Monday, April 30, 2012
Bull Trout Restoration
Over the last two centuries, bull trout populations have declined across North America. The bull trout, Salvelinus confluentus, once thrived in the Columbia River Basin and coastal rivers of Washington and Oregon, extending north into British Columbia and Alberta.
Bull trout are members of the genus Salvelinus, which also includes Arctic char, brook trout, and lake trout. Like its relatives, male bull trout exhibit brilliant colors during the spawning season. Bull trout migrate during summer, traveling up to 150 miles from lakes and rivers upstream to their natal headwaters to spawn.
A variety of factors have been cited in the decline of bull trout. Habitat degradation and fragmentation, migratory fish passage obstacles, poor water quality, the effects of climate change, bounty fishing, and the introduction of non-native fish species.
Currently, American bull trout populations are scattered across portions of Oregon, Washington, Idaho, Montana, and Nevada. They populate several river systems including the Klamath,Columbia and Snake River Basins. In 1998, bull trout were listed as a threatened species under the Endangered Species Act.

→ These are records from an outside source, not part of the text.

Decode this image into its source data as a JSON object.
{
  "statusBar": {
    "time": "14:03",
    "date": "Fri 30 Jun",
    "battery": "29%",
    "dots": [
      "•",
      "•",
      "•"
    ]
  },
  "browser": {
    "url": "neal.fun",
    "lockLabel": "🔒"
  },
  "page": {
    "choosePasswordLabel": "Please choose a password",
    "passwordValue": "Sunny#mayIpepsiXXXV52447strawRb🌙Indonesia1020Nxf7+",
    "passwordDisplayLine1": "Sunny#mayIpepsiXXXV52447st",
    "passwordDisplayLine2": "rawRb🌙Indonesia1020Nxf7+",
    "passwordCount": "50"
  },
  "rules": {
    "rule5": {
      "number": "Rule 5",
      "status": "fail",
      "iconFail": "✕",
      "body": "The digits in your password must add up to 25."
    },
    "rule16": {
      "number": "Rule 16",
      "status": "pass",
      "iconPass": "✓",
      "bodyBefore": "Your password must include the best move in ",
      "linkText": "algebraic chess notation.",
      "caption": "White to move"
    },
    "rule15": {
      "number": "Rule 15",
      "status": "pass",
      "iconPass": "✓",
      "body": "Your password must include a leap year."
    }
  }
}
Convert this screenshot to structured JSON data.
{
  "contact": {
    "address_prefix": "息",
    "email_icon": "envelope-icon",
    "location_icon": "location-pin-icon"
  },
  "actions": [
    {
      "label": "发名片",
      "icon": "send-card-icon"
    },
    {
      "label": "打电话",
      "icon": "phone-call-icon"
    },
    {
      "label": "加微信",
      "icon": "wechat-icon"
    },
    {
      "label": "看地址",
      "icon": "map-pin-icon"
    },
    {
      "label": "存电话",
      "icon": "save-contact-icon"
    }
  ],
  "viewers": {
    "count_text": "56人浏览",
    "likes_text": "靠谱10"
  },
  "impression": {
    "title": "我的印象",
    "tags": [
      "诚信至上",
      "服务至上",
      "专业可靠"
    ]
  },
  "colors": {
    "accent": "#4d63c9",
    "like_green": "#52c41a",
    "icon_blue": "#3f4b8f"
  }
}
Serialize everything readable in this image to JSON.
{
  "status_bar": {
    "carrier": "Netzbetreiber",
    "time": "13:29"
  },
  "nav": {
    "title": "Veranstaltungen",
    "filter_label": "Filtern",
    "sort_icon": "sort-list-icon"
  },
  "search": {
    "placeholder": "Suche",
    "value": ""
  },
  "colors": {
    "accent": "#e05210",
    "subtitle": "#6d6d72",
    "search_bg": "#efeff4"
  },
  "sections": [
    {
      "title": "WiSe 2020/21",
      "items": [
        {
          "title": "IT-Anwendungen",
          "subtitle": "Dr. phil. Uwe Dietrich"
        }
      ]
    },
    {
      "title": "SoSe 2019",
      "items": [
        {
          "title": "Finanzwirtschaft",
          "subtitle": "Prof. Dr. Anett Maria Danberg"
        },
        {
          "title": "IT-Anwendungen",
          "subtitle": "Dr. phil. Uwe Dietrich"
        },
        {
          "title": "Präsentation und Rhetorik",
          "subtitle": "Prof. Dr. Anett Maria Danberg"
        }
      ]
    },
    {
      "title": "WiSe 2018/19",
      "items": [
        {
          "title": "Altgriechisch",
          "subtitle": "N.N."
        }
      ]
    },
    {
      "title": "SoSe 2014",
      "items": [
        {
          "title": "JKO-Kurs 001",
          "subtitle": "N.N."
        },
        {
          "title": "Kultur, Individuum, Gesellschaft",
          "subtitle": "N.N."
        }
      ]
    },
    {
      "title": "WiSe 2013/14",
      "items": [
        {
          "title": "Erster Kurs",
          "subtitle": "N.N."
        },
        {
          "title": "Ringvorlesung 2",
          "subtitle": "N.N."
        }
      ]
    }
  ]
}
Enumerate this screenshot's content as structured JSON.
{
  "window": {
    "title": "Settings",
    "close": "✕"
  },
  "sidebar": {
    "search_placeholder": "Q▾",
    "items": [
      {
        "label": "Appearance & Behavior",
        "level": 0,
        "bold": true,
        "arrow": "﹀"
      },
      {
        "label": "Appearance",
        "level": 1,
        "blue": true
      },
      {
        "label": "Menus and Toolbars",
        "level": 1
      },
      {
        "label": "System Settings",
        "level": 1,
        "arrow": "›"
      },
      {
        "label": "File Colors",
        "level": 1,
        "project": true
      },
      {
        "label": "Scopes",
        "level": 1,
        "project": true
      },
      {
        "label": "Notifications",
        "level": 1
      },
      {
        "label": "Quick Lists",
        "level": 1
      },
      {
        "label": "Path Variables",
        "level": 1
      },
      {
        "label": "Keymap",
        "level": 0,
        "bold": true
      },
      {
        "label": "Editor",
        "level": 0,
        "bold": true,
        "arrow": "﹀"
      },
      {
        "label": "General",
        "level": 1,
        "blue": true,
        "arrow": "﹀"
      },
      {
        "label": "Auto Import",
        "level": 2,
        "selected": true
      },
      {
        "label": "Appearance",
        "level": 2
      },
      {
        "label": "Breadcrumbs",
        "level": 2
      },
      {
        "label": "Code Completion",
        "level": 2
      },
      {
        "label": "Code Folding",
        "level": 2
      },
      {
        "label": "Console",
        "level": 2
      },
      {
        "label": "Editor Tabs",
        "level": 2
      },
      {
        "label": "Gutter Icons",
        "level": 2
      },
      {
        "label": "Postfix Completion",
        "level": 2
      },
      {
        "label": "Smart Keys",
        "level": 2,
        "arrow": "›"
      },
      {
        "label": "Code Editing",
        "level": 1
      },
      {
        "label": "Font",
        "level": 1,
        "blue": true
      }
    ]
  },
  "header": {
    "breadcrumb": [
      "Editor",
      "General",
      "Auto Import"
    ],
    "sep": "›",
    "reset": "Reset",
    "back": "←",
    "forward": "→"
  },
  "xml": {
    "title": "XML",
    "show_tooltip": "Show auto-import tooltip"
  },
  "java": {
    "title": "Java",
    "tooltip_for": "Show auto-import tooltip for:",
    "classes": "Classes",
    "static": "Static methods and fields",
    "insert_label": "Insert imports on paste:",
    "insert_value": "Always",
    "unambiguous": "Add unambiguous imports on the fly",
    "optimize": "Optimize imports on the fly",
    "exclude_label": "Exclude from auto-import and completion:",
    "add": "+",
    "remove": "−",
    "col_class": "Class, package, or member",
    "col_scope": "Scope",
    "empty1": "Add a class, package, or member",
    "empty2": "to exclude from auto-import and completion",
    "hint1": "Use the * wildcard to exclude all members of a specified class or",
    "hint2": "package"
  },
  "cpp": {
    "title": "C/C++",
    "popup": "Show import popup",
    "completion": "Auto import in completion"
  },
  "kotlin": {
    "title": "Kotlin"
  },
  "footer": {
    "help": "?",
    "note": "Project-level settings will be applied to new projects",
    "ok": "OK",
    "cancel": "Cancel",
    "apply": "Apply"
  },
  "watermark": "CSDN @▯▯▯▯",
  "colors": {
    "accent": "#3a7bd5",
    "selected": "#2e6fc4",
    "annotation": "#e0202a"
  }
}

In 2011, bull trout were re-introduced into the Clackamas River after a nearly 50-year absence. The reintroduction team included representatives from the U.S. Fish and Wildlife Service, Oregon Department of Fish and Wildlife, U.S.Geological Survey, and Mt. Hood National Forest. The project was one of several bull trout restoration programs that are ongoing in western river systems.